There are very few large gold mines set to commence operation in the next five years. The limited new supply comes at a time when central banks have turned from being net sellers to significant net buyers of gold. The result, in our view, will be a gold market in deficit, even assuming flat growth in demand. With the supply-demand balance so out of kilter, we see the gold price potentially going to S$5,000/oz.
A Standard Chartered team analyzed 345 gold mines and 30 copper/base metal gold mines around the globe, the team estimates annual gold production will be just 3.6 percent over the next five years.
As far as Chinese gold buying, Chen wrote:
Currently, only 1.8 percent of China’s foreign exchange reserves is in gold.
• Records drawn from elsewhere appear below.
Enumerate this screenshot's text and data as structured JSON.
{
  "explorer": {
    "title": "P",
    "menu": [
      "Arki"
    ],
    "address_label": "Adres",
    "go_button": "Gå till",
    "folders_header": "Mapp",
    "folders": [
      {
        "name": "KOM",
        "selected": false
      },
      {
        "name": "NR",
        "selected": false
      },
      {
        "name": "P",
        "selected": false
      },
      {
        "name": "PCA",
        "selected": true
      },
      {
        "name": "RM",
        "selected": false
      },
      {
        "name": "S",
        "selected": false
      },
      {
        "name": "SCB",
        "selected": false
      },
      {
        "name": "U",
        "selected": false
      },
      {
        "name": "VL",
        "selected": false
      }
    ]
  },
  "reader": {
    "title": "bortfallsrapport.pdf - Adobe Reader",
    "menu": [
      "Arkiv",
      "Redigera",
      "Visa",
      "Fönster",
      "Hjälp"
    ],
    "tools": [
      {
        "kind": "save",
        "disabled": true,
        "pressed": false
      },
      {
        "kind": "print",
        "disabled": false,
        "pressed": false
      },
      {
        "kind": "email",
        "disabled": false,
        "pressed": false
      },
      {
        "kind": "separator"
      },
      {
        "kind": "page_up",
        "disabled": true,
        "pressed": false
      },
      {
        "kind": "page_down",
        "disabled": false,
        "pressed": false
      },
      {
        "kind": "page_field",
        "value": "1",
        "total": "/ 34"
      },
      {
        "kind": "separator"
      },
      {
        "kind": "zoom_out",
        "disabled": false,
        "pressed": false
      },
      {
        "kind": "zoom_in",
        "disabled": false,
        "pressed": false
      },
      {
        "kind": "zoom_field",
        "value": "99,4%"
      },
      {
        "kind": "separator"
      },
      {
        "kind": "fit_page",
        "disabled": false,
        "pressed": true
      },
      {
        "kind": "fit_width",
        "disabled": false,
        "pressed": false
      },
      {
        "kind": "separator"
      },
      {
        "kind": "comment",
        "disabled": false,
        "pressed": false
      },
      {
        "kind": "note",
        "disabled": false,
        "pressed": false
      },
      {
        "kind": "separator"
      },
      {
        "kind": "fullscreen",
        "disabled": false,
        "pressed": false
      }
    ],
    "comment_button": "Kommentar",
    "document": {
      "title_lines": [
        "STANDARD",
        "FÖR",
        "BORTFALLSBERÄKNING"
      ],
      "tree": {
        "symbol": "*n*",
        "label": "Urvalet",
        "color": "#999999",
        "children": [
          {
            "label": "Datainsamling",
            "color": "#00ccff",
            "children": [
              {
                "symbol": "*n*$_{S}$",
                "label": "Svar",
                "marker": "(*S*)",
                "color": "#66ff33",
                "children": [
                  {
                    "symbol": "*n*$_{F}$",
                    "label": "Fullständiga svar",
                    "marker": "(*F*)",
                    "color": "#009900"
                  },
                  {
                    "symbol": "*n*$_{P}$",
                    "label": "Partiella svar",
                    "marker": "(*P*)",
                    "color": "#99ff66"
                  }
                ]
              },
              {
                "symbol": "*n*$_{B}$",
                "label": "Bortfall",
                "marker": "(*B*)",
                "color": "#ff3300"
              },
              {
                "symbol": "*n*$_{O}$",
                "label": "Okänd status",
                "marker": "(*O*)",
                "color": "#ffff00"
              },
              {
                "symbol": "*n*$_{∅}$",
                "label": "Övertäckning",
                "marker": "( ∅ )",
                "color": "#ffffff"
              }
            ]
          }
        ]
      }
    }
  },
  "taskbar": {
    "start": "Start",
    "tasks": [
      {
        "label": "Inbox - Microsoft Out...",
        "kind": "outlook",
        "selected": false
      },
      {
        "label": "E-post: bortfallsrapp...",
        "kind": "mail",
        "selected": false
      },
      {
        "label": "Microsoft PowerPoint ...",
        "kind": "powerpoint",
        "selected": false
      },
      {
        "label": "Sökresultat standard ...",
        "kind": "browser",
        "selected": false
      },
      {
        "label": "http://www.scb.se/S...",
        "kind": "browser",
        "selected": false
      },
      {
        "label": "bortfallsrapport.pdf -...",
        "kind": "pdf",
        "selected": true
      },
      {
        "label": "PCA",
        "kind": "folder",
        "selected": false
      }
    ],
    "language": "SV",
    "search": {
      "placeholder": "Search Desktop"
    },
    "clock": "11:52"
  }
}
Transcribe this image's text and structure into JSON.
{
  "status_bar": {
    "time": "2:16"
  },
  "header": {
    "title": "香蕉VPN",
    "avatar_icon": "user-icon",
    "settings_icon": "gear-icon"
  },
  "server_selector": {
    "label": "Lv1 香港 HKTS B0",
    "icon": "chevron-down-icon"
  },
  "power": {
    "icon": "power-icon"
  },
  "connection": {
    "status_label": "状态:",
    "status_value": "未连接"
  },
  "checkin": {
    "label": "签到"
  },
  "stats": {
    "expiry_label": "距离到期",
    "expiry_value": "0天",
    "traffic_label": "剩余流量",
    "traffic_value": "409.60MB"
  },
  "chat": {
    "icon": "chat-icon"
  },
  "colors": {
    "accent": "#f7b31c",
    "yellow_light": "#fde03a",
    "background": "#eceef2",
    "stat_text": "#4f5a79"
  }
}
If the country were to bring this proportion in line with the global average of 11 percent, it would have to buy 6,000 more tonnes of gold, equivalent to more than 2 years of gold production.
Standard Chartered recommends the purchase of shares in smaller gold miners, for the most upside, but also advises the purchase of physical gold and gold exchange-traded funds.
Reprinted with permission from Economic Policy Journal.